No sign of link with CJD
EARLY research results suggest there is no link between the cattle brain disease BSE and the human condition CJD.
The studies, using transgenic mice, with a human gene, are being carried out by Prof John Collinge, St Marys Hospital, London, who was appointed to the independent spongiform encephalopathy advisory committee (SEAC) last week.
Meat and Livestock Commission officials welcomed the study, to be published shortly, as yet another piece of evidence showing BSE is purely a cattle disease and posed no threat to humans.
But government officials and some scientists are reported to be urging caution.
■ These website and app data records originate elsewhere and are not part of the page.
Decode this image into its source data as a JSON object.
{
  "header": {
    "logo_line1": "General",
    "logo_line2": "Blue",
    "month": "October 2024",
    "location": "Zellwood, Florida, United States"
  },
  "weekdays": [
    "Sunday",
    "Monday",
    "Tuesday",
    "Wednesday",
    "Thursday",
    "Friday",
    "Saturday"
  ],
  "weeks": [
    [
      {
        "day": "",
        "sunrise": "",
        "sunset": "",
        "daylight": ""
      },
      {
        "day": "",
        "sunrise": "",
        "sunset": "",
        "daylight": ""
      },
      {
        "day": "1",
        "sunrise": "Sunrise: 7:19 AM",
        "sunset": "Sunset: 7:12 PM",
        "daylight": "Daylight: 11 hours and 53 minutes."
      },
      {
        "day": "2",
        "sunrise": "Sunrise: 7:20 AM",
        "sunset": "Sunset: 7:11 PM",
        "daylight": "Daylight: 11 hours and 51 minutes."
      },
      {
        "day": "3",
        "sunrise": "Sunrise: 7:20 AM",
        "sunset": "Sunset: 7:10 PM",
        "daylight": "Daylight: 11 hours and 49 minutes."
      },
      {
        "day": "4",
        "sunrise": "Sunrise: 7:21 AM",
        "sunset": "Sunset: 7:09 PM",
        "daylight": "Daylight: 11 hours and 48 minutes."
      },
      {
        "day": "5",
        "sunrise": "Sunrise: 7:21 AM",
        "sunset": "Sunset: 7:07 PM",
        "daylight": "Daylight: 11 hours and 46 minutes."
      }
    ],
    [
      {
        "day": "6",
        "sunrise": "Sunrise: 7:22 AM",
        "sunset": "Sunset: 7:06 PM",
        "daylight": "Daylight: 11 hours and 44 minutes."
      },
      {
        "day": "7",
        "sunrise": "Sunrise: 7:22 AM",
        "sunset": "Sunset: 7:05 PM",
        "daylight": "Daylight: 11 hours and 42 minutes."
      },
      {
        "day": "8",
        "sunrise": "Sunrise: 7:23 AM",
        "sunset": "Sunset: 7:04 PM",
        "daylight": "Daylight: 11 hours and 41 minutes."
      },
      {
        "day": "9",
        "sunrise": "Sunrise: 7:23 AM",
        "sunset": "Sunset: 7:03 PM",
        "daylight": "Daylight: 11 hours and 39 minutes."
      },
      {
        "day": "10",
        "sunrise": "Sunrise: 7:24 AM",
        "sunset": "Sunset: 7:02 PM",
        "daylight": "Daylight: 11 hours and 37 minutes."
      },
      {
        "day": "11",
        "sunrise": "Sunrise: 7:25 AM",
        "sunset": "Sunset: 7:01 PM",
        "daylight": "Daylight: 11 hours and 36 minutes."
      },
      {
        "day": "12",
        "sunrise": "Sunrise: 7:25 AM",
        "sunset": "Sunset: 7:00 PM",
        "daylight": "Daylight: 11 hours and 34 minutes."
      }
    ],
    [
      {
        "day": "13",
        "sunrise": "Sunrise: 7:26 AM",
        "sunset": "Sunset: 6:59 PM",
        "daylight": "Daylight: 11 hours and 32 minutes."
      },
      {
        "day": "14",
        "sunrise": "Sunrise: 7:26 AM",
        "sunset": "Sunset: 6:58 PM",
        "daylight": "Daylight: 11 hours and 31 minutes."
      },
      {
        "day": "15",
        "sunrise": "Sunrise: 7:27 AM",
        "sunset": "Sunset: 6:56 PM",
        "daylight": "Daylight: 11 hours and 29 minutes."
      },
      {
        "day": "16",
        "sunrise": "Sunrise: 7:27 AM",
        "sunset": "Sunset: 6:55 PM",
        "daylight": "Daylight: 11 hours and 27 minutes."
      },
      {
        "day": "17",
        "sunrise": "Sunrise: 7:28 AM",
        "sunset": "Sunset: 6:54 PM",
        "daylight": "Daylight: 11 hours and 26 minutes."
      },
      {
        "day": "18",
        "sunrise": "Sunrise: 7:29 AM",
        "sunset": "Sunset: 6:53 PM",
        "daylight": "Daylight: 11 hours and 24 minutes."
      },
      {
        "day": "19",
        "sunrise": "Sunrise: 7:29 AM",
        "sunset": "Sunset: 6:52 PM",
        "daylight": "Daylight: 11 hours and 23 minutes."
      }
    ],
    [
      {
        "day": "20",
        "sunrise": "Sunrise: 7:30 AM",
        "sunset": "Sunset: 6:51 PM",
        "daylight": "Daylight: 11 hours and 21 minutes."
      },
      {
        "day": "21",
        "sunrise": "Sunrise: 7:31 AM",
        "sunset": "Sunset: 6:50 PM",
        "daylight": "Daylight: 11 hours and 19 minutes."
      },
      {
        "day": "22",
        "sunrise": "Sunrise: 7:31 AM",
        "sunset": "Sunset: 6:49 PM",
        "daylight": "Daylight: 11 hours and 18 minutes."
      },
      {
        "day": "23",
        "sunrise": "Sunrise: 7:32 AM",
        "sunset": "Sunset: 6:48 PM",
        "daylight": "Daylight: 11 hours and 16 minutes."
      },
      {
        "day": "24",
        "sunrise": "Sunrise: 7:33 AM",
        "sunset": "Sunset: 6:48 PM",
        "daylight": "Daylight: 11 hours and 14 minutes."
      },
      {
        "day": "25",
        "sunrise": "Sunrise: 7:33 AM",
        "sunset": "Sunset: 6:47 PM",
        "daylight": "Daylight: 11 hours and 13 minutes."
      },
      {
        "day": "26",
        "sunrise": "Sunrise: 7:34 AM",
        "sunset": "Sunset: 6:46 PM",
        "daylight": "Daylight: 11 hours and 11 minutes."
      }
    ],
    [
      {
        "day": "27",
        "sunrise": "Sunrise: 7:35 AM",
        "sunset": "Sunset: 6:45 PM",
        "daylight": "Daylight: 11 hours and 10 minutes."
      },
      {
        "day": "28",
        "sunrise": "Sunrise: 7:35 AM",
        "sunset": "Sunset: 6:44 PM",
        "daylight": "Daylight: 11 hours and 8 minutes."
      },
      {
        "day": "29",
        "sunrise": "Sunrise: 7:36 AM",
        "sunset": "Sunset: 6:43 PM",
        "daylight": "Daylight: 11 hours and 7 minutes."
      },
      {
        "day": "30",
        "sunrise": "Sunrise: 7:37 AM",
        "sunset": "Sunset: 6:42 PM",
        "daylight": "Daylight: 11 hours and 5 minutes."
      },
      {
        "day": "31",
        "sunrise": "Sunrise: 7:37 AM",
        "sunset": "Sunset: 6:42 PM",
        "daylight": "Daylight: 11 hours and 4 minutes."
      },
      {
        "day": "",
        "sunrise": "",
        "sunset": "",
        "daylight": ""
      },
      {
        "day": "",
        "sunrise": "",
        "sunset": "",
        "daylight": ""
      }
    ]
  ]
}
The governments chief medical officer, Dr Kenneth Calman told the Press the results were encouraging but that they offered "interim findings which needed further research".
Trials using transgenic mice, bred to contain the human prion gene, will give more accurate and rapid data, said Prof John Pattison, SEAC chairman.
He joined farm minister Douglas Hogg and senior government officials last week in their continued efforts to convince the public that beef is safe.
Chief medical officer Dr Kenneth Calman said he understood public concerns, but British Beef had never been safer.